  6. (pp. 20-22)

    The lack of precise household-level data prevents irrefutable conclusions, but the statistical analysis clearly suggests that horizontal inequity is the primary cause of civil violence in Kenya. Personal accounts of motivations and targeting further corroborate this finding.

    Perceived inequity in Nairobi’s slums spurred intense violence during the 2007-08 conflict. Reflecting on a visit to Nairobi during a February 2008 congressional hearing on the Kenyan crisis, Representative Donald Payne highlighted this effect in Nairobi’s Kibera neighborhood, one of the largest urban slums in Africa. “This inequity, this dollar a day when you have such affluence in other parts, I am sure...

  7. (pp. 22-24)

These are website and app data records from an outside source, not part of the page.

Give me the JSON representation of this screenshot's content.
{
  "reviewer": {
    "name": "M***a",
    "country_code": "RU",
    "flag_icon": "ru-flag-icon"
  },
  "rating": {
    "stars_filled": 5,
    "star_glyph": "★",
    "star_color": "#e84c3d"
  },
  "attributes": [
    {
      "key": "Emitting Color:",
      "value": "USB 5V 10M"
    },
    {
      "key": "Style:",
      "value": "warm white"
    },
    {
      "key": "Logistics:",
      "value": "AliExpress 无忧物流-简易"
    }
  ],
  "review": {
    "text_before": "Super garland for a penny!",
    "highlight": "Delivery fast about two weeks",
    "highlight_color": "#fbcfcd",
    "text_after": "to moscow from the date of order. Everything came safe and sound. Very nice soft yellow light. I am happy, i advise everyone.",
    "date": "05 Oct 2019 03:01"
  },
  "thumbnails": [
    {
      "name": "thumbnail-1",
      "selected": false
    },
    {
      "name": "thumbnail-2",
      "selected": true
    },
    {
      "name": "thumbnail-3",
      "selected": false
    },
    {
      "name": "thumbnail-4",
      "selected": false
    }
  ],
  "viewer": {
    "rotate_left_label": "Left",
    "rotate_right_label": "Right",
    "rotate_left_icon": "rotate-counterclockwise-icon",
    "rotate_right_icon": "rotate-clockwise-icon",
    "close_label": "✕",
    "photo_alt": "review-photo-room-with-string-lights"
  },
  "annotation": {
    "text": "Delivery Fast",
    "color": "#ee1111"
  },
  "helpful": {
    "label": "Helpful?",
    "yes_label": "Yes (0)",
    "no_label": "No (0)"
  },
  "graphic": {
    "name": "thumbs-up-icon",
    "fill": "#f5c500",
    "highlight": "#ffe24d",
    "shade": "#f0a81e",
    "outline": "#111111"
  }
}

    U.S. and international mediation efforts were vital to ending the 2007-08 conflict in Kenya. In addition to the leadership of Kofi Annan, a visit by Secretary of State Condoleezza Rice, and public pressure from President Bush, Assistant Secretary of State for African Affairs Jendayi Fraser met with Kibaki and Odinga to urge mediation.104 Despite this attention, international involvement in Kenya has tended to be temporary, most often focusing on emergency humanitarian assistance. During the ethnic violence of the early 1990s, the United Nations Development Programme (UNDP) recommended a series of policy adjustments that focused on relief instead of long-term social...

  8. (pp. 24-28)

    Kenya is ultimately responsible for preventing a rekindling of widespread domestic civil conflict. However, the United States can contribute significantly to the effort by realigning its assistance and program priorities with its stated foreign policy objectives, and by reducing horizontal inequity within Kenya at the local level. Jennifer DeMaio’s review of third party intervention in African civil wars, Confronting Ethnic Conflict, presents a useful rubric for assessing policy options. Recognizing that “external actors are not likely to be able to address all the underlying causes of the conflict,” she focuses on “conflict management,” or whether “violence is prevented from breaking...

  9. (pp. 29-30)

    The key recommendations that should emerge as top priorities for U.S. foreign policy toward Kenya focus on preventing future outbreaks of violence, which is a necessary condition for continued regional stability and ongoing development efforts.

    Jennifer DeMaio observes that “reliable early warnings provide the time necessary to prepare for short-term containment [of violence]… and [to] implement longer-term proactive strategies [to prevent violence].”129 This analysis’s quantitative and qualitative findings that violence worsens with increasing levels of horizontal inequity should enhance U.S. early warning capabilities and improve efforts to predict areas at risk of civil conflict. The United States can use these...

  10. (pp. 30-31)

    After analyzing numerous third party interventions in African civil wars, Jennifer DeMaio concludes, “Peace cannot be externally imposed on groups in conflict: it must be fomented from the bottom-up.”134 This is an important lesson for U.S. foreign policy toward Kenya. Both quantitative and qualitative analysis of Kenya’s recent history of civil conflict reveals that deeply rooted, localized horizontal inequities along ethnic lines represent the primary determinants of the emergence of violence. This micro-level reality requires that the United States pursue the bottom-up policy approach DeMaio identifies. As such, focusing U.S. efforts on conflict management by aiding local mediation strategies, increasing...